Contrary to Passive Asset Allocation, the portfolio holdings are adjusted on a continuing basis in response to market and economic conditions. Since Modern Portfolio Theory won the 1990 Nobel prize in Economic Sciences, the financial community has adapted passive asset allocation as its mantra and the most popular way to manage risk.
The strategy is for an investor to buy a broad array of assets classes and then hold those assets for an extended period of time regardless of market conditions. That strategy is best known as “buy and hold” or passive asset allocation. This type of strategy is what most financial advisors choose for their clients. However, during the market decline, these strategies still saw significant losses in 2008.
So when the S&P 500 declined 53% and NASDAQ 51%, most asset allocation models declined as well. Morningstar, Inc., a Registered Investment Advisor that builds models for many mutual funds and variable insurance companies, has shown that the benchmark models (models that use the indexes to backtest performance) would have had yielded the same type of losses. Why? Because the overall market declined.

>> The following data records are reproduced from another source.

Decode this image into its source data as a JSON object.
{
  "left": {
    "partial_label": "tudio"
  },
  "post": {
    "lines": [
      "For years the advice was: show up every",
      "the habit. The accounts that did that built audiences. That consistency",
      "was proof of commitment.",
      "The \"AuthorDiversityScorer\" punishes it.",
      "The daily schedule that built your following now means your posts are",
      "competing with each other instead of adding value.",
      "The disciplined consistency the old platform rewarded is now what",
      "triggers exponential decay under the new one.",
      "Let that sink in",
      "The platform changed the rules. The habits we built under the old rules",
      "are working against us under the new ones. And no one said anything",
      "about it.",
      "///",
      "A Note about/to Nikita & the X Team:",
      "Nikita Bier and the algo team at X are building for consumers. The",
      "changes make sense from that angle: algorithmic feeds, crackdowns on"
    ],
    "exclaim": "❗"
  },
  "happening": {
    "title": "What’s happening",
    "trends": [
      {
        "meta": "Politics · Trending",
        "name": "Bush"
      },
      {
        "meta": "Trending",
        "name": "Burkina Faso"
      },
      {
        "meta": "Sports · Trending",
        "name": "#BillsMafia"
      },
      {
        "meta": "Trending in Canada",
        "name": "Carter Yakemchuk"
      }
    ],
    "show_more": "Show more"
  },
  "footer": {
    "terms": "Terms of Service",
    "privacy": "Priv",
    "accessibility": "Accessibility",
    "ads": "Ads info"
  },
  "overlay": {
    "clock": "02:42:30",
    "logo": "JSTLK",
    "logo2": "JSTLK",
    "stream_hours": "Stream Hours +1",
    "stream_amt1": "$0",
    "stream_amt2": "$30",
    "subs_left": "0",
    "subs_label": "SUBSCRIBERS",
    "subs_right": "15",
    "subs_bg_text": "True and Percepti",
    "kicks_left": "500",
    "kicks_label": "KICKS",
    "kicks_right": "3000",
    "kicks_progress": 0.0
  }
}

Active Management is when a third-party money management firm has discretionary authority to adjust your portfolio holdings as market and economic conditions change. Some will take your portfolio to cash as a defensive move.
Active Management is a strategy for investors to manage risk by allocating investments among a broad array of assets classes and adjusting the relative weighting of the different asset classes on an ongoing basis in response to market and economic conditions. It’s important to mention here that this is not market timing but rather a disciplined investment approach. There’s a big difference. Active management involves a written investment policy statement between the client and the firm and is based on objective investment models and facts.
Firms that require a minimum account size have increased their average minimum to almost $500,000.8
85.5% of U.S. Households have a net worth of less than $500,000.9